Available data:
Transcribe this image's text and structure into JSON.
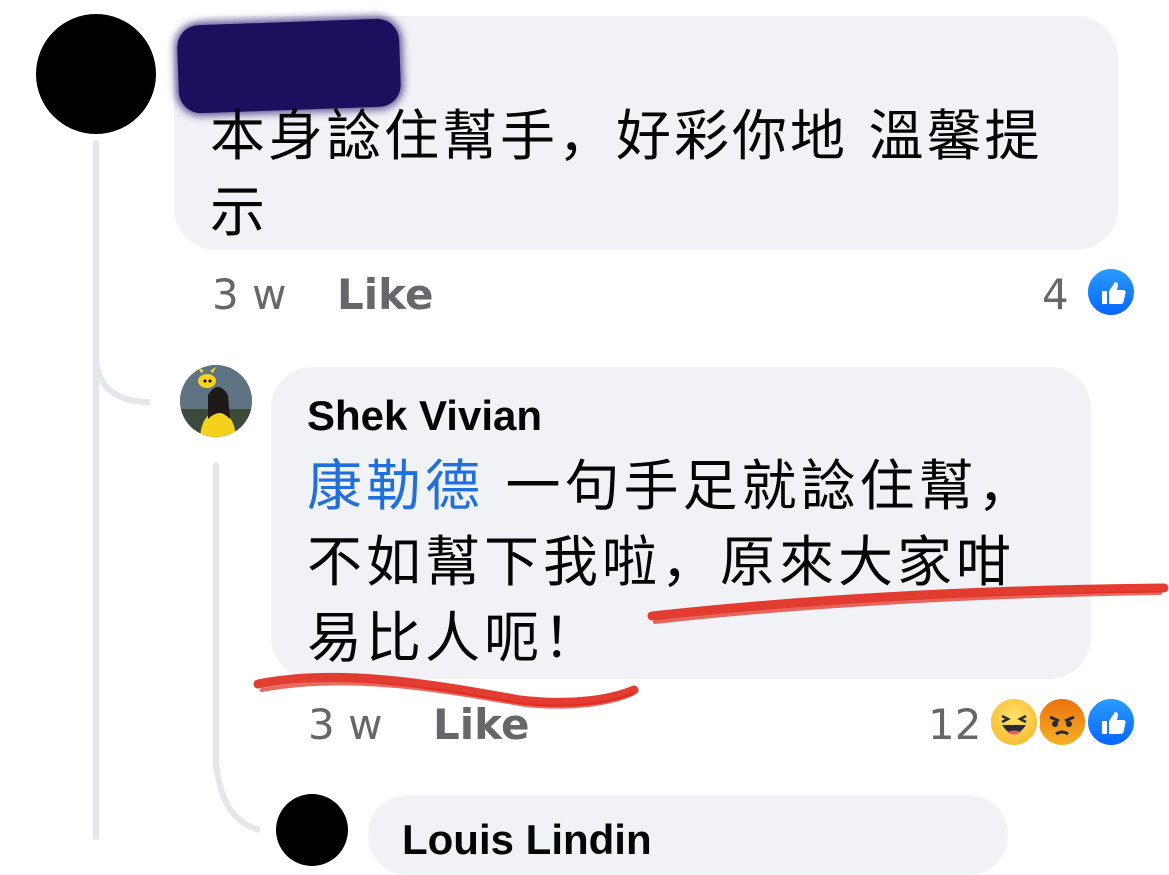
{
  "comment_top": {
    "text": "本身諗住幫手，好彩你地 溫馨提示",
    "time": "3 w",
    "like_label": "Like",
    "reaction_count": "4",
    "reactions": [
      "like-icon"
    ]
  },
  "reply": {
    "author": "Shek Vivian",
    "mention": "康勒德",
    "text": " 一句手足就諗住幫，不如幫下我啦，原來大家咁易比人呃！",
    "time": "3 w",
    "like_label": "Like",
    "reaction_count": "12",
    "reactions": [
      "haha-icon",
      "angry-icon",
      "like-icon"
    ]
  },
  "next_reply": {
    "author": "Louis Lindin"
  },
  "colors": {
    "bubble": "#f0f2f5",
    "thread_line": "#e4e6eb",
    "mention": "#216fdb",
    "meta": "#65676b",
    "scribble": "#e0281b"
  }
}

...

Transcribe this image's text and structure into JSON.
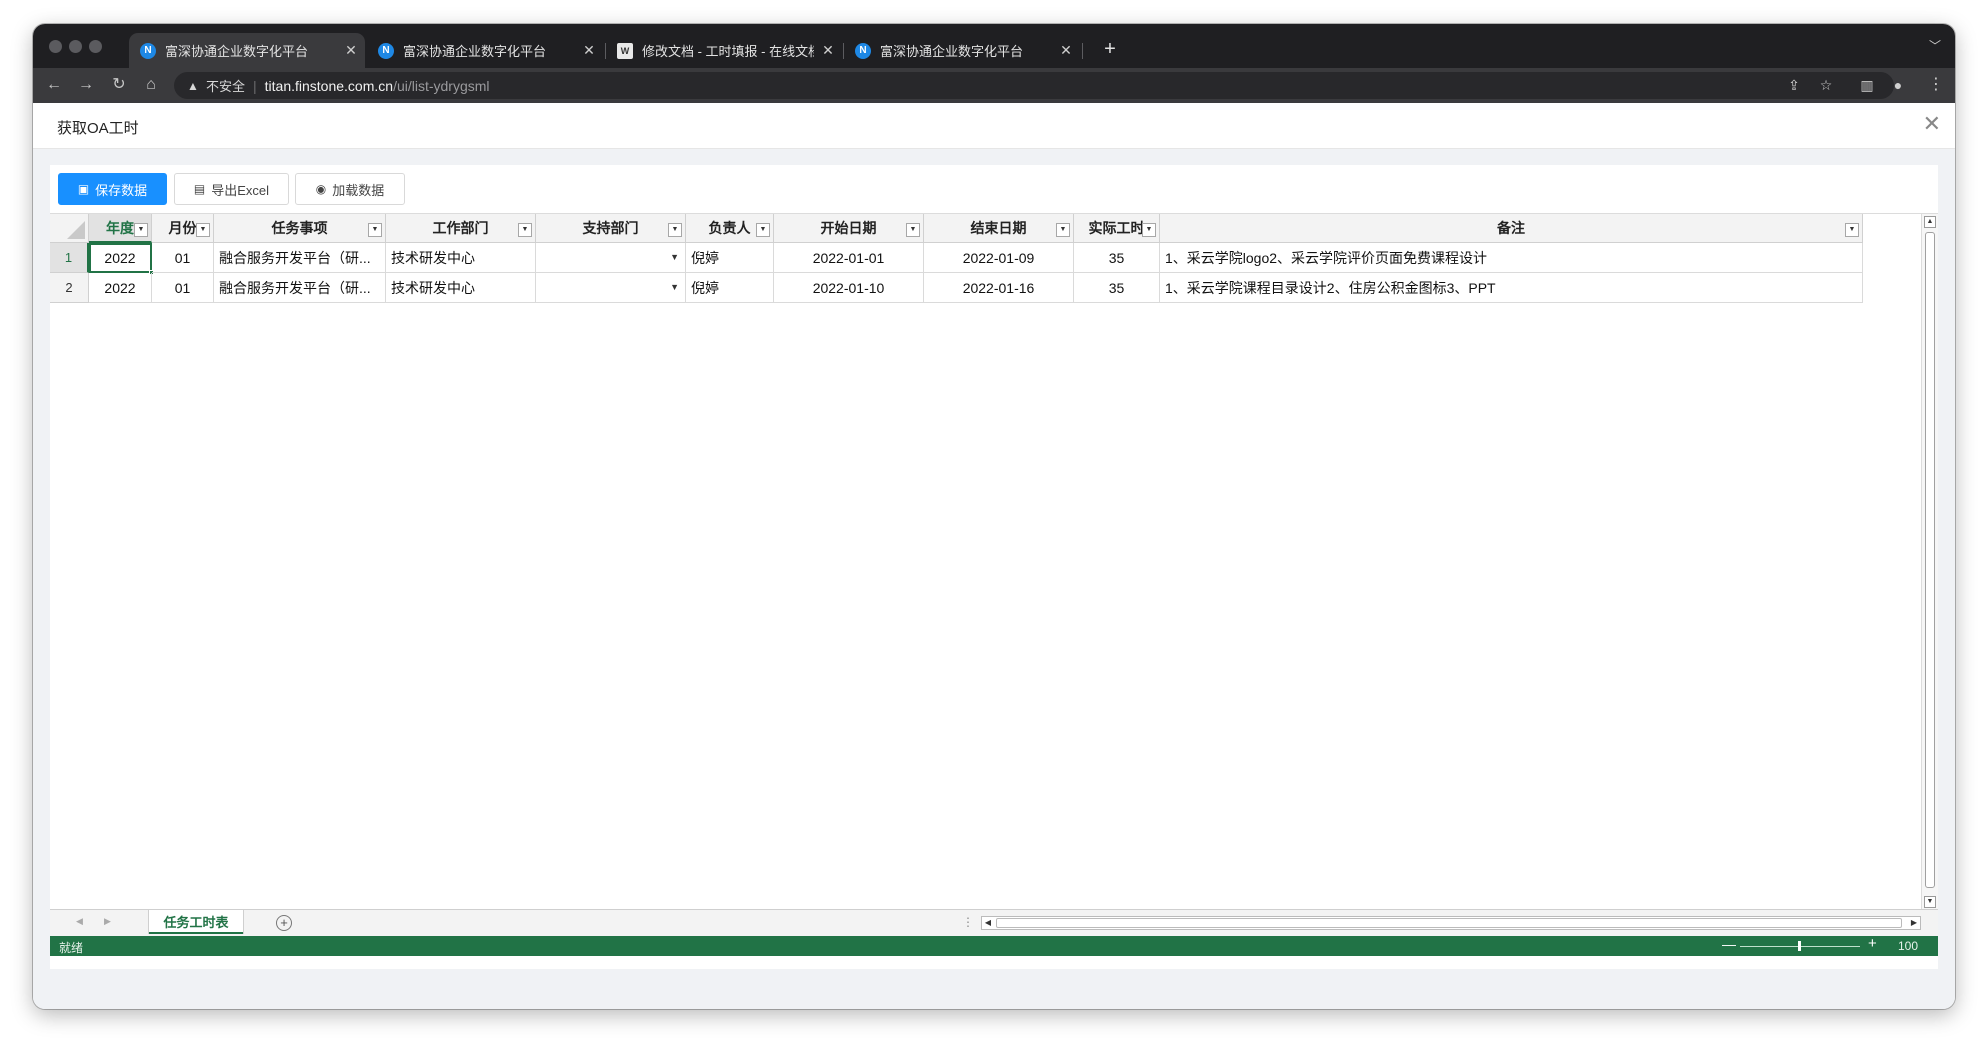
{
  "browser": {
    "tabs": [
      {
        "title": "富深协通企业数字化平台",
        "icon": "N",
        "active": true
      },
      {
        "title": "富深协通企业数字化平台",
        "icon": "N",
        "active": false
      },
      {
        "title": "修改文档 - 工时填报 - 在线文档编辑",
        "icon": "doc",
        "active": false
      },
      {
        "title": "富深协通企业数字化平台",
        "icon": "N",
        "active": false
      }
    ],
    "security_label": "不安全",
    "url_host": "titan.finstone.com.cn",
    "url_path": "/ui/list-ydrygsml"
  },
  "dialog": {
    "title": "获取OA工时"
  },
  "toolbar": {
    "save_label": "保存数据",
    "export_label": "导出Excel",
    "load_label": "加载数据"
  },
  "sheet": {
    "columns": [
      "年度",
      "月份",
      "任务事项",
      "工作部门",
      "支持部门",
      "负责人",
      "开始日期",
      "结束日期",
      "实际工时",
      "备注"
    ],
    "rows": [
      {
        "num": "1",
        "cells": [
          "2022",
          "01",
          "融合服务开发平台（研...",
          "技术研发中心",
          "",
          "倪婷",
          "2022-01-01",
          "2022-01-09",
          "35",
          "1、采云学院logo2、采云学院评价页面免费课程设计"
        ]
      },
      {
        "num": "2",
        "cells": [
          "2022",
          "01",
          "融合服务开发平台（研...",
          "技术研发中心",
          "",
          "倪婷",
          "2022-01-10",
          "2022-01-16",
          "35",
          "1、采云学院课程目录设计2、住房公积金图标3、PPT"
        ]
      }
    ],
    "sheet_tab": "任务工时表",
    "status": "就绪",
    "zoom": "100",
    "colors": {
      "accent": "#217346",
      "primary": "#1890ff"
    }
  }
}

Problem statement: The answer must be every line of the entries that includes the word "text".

Your solution:
Transcribe this image's text and structure into JSON.
    "text": "本身諗住幫手，好彩你地 溫馨提示",
    "text": " 一句手足就諗住幫，不如幫下我啦，原來大家咁易比人呃！",
Transcribe this image's text and structure into JSON.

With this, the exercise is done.